The X-E3 uses the same AF system as the X-T2, the brand's flagship sports camera and can shoot at up to 8 fps while maintaining focus. If you are looking to simply hold a point or zone (array of points) over a moving subject and keep them in focus, the X-E3 can do so with a good, but not perfect hit rate. The buffer kicks in at around the 25th Raw file in an 8 fps burst (depending on card speed) and the 60th JPEG. The camera also has a 'Tracking' AF mode, but using it can be very hit or miss when it comes to fast moving subjects.

The AF joystick allows one to easily place an AF box within the Phase Detect region of the sensor, which covers 50% of the frame horizontally and 75% vertically. You can also use the touchscreen to do this. For best results, keep your AF points or area within this region.


Out of camera JPEG shot using the Astia/Soft Film Simulation. ISO 6400 | 1/180 sec | F2 | 23mm

For dedicated landscape shooter, the 24MP APS-C chip used in the X-E3 may not be enough resolution. Still, Raw files have good dynamic range, allowing users to brighten shots taken at lower ISOs in post, with little noise penalty, while retaining highlights.
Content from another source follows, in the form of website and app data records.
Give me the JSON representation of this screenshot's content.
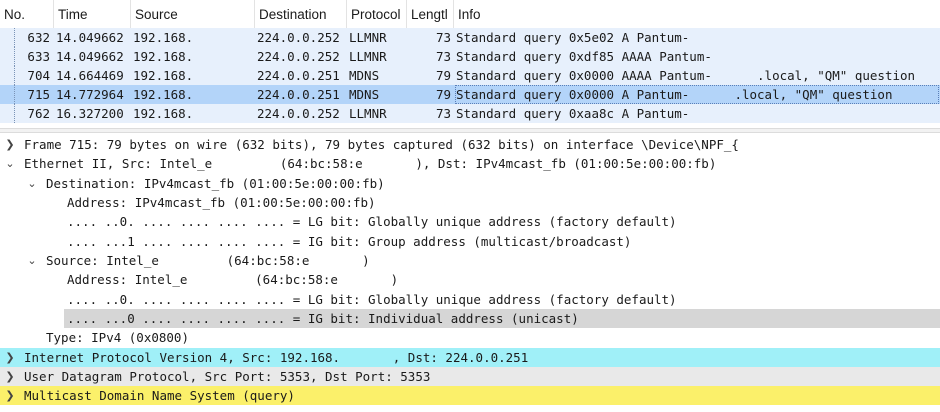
{
  "columns": {
    "no": "No.",
    "time": "Time",
    "source": "Source",
    "destination": "Destination",
    "protocol": "Protocol",
    "length": "Lengtl",
    "info": "Info"
  },
  "packets": [
    {
      "no": "632",
      "time": "14.049662",
      "source": "192.168.",
      "destination": "224.0.0.252",
      "protocol": "LLMNR",
      "length": "73",
      "info": "Standard query 0x5e02 A Pantum-"
    },
    {
      "no": "633",
      "time": "14.049662",
      "source": "192.168.",
      "destination": "224.0.0.252",
      "protocol": "LLMNR",
      "length": "73",
      "info": "Standard query 0xdf85 AAAA Pantum-"
    },
    {
      "no": "704",
      "time": "14.664469",
      "source": "192.168.",
      "destination": "224.0.0.251",
      "protocol": "MDNS",
      "length": "79",
      "info": "Standard query 0x0000 AAAA Pantum-      .local, \"QM\" question"
    },
    {
      "no": "715",
      "time": "14.772964",
      "source": "192.168.",
      "destination": "224.0.0.251",
      "protocol": "MDNS",
      "length": "79",
      "info": "Standard query 0x0000 A Pantum-      .local, \"QM\" question"
    },
    {
      "no": "762",
      "time": "16.327200",
      "source": "192.168.",
      "destination": "224.0.0.252",
      "protocol": "LLMNR",
      "length": "73",
      "info": "Standard query 0xaa8c A Pantum-"
    }
  ],
  "details": {
    "frame": "Frame 715: 79 bytes on wire (632 bits), 79 bytes captured (632 bits) on interface \\Device\\NPF_{",
    "ethernet": "Ethernet II, Src: Intel_e         (64:bc:58:e       ), Dst: IPv4mcast_fb (01:00:5e:00:00:fb)",
    "destination": "Destination: IPv4mcast_fb (01:00:5e:00:00:fb)",
    "dst_address": "Address: IPv4mcast_fb (01:00:5e:00:00:fb)",
    "dst_lg": ".... ..0. .... .... .... .... = LG bit: Globally unique address (factory default)",
    "dst_ig": ".... ...1 .... .... .... .... = IG bit: Group address (multicast/broadcast)",
    "source": "Source: Intel_e         (64:bc:58:e       )",
    "src_address": "Address: Intel_e         (64:bc:58:e       )",
    "src_lg": ".... ..0. .... .... .... .... = LG bit: Globally unique address (factory default)",
    "src_ig": ".... ...0 .... .... .... .... = IG bit: Individual address (unicast)",
    "type": "Type: IPv4 (0x0800)",
    "ip": "Internet Protocol Version 4, Src: 192.168.       , Dst: 224.0.0.251",
    "udp": "User Datagram Protocol, Src Port: 5353, Dst Port: 5353",
    "mdns": "Multicast Domain Name System (query)"
  },
  "icons": {
    "collapsed": "chevron-right-icon",
    "expanded": "chevron-down-icon"
  },
  "colors": {
    "row_bg": "#e7f0fc",
    "selected_row_bg": "#b3d4f9",
    "ip_bg": "#a0f0f8",
    "udp_bg": "#e9e9e9",
    "mdns_bg": "#fbf06a",
    "highlight_bg": "#d6d6d6"
  }
}
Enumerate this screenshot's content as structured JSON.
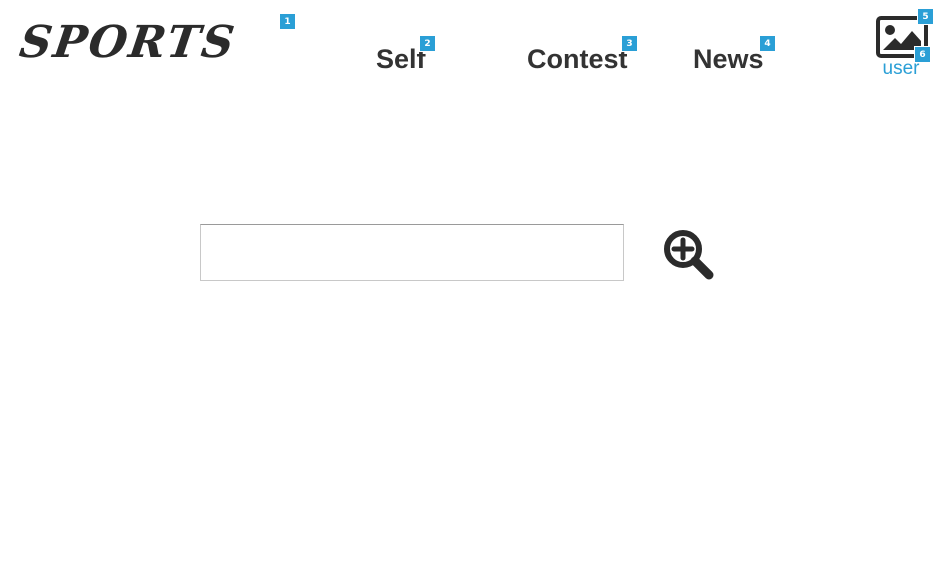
{
  "header": {
    "logo_text": "SPORTS",
    "nav": [
      {
        "label": "Self",
        "badge": "2"
      },
      {
        "label": "Contest",
        "badge": "3"
      },
      {
        "label": "News",
        "badge": "4"
      }
    ],
    "logo_badge": "1",
    "user": {
      "label": "user",
      "icon": "image-icon",
      "image_badge": "5",
      "label_badge": "6"
    }
  },
  "search": {
    "value": "",
    "placeholder": "",
    "button_icon": "zoom-in-icon"
  },
  "colors": {
    "badge": "#2a9fd6",
    "text": "#333333",
    "link": "#2a9fd6"
  }
}
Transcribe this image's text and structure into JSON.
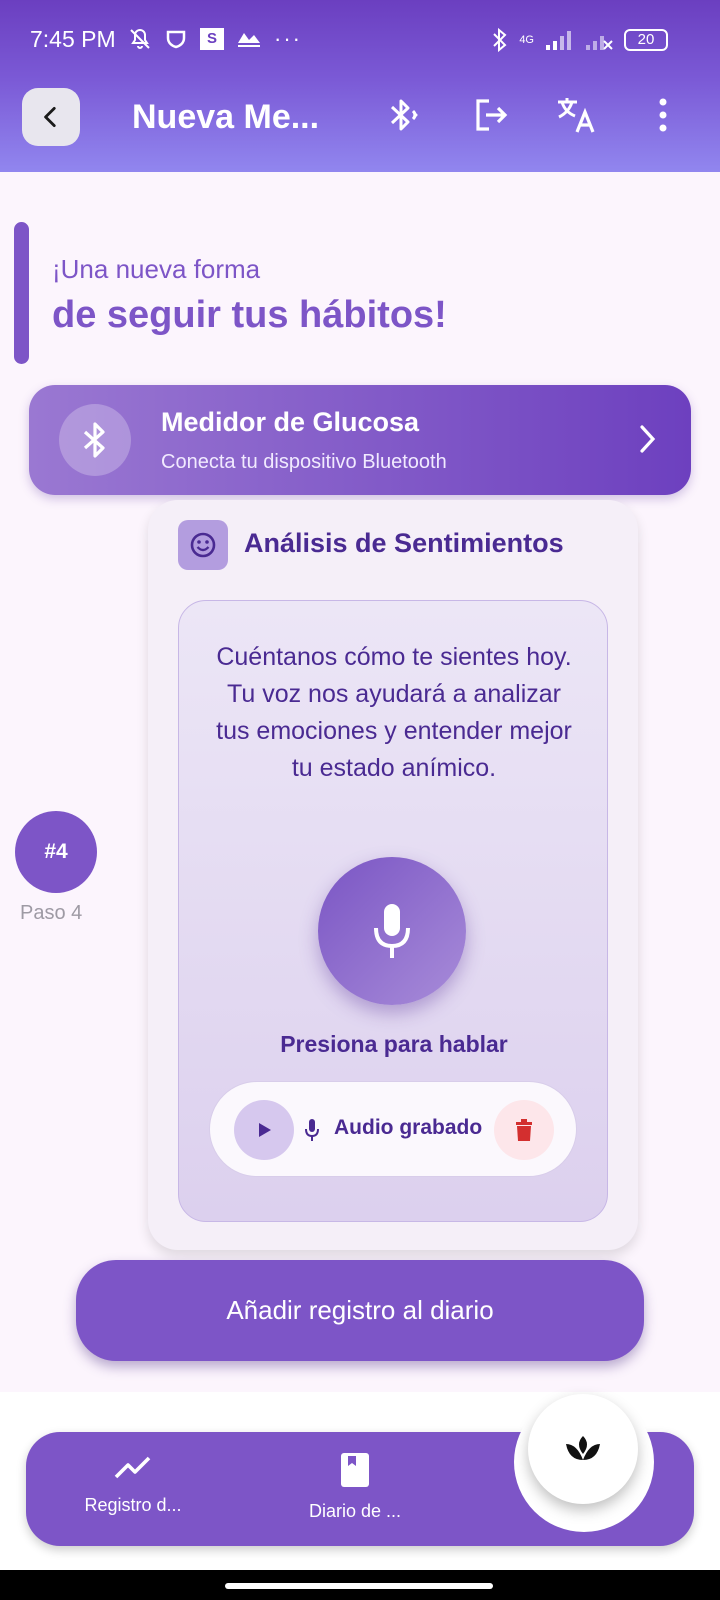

And when shooting JPEGs, the camera has Dynamic range modes that essentially do the same thing for you automatically. Speaking of which, for the more casual landscape shooter, the camera's outstanding JPEG color make it an appealing choice. And the mode dial includes a bulb mode, useful for astrophotography and there is a panorama mode as well.

Unlike some of its peers from other brands, there is no sensor stabilization in the X-E3, though many Fujifilm lenses offer IS. If you are looking to tripod mount that camera, it's worth noting that the socket is off-center from the lens, and one can not access the battery/card door while mounted.


The X-E3 has the ability to shoot 4K video at up to 30p and Full HD video at up to 60p, but its fixed screen and lack of a headphone jack mean there are cameras better-suited for video capture. Still, 4K video quality is competitive, as is the Full HD video quality. Most casual users will be pleased with what the quality they get.

The touchscreen is useful for selecting a point of focus during video capture and the camera does a surprisingly good job avoiding hunting when using AF-C in video mode. Face Detect can be used, with decent results when shooting Full HD, but is not available in 4K. Plus it has a built-in 2.5mm mic jack.